The Texas Department of Agriculture has launched a new series of web videos highlighting eight Lone Star wine trails.
Winemakers and trail representatives will share travel tips for each trail, as well as specifics about annual trail events, celebrations and what visitors can expect.
“Friendly personalities, beautiful scenery and award-winning wines characterize Texas wine trails,” Texas Agriculture Commissioner Todd Staples said. “We’re excited people all over the world can access the new GO TEXAN WineCasts to uncork the fun, unique and welcoming experiences of Texas wine country.”
The series began last Tuesday with the Texas Bluebonnet Wine Trail, a group of eight wineries scattered from Brenham to Montgomery featuring a unique event for each season, including a Wine & Wildflowers Trail celebrating the trail’s namesake bloom.The videos are posted on a YouTube channel for GO TEXAN wine, and featured on TDA’s Texas wine site, www.gotexanwine.org.
Subsequent video episodes released weekly will cover these wine trails:
Cross Timbers Wine Trail, stretching north from the Ft. Worth area. These seven wineries are in one of the oldest wine regions in the state.
Dallas Wine Trail, a cluster of four urban wineries. This trail brings the rural winery experience to the heart of Dallas.
Wine Road 290 is a group of nine wineries located near the charming, historic town of Fredericksburg between Austin and San Antonio.
Grapevine Wine Trail, near Grapevine in North Texas, the trail features nine wineries and hosts themed events throughout the year, such as the Murder Mystery Trail and the Valentine Wine Trail.
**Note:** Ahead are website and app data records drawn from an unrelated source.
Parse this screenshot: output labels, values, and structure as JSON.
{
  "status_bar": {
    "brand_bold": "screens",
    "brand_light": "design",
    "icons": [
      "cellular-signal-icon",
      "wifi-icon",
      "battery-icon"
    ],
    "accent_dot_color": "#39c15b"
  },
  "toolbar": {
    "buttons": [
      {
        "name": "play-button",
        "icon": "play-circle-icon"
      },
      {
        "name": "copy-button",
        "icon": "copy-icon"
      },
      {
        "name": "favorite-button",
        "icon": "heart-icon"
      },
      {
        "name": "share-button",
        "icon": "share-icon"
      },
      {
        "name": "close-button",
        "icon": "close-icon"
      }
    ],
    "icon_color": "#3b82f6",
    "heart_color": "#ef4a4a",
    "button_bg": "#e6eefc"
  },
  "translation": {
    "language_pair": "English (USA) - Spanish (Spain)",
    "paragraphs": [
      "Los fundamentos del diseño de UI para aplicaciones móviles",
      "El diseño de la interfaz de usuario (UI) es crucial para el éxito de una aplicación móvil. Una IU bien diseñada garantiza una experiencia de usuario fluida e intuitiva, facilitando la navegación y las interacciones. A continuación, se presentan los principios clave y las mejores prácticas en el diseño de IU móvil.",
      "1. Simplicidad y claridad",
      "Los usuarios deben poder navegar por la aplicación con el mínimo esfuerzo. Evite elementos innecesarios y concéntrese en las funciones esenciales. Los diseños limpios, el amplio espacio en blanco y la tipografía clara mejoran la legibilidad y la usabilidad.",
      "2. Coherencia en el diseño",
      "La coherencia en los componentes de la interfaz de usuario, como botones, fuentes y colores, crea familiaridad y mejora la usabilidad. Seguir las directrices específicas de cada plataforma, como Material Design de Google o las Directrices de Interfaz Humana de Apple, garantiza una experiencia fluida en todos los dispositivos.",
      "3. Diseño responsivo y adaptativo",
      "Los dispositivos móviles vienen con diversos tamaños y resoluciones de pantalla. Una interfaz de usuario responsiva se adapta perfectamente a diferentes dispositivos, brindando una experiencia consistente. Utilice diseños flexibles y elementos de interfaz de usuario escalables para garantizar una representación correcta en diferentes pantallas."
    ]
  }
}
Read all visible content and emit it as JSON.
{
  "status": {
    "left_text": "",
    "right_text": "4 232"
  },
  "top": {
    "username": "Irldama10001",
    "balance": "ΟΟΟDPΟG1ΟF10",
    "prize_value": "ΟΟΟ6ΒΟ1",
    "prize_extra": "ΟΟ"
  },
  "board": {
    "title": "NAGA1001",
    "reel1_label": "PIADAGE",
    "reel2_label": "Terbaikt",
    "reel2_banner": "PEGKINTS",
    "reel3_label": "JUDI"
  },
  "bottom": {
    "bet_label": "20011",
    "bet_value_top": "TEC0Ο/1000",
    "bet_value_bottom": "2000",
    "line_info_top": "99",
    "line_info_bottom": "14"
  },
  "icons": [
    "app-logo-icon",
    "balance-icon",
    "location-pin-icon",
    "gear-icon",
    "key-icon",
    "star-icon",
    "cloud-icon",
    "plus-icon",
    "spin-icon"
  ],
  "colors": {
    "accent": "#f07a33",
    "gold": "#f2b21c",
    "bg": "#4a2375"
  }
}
The Munson Wine Trail, comprises 12 wineries stretching across the northeast corner of Texas, beginning just north of Dallas. They offer a range of events each year, such as barrel tastings and the McKinney Wine & Jazz Festival.
The Texas Wine Trail is located in the heart of Central Texas, this trail is made up of 24 wineries and is the second most popular wine destination in the country, second only to Napa/Sonoma.
Way Out Wineries are between the High Plains and the Texas Hill Country. These eight small-town wineries host five road trips each year, each with a seasonal theme.
Visitors to Texas wine trails also can pick up the Texas Department of Agriculture’s wine passport, which offers rewards, including Texas wine accessories, gourmet winery dinners and group wine tastings, for visiting four or more wineries.
Photo above: Bobby Cottle of Pleasant Hill winery near Brenham uses a wine thief, a sort of large glass straw that pulls wine from a barrel so that winemakers can sample its progress as it is aging.
Texas is the fifth-largest wine-producing state in the nation with more than 180 wineries, contributing more than $1.35 billion annually to the state economy. Nearly 1 million travelers visit Texas wineries each year.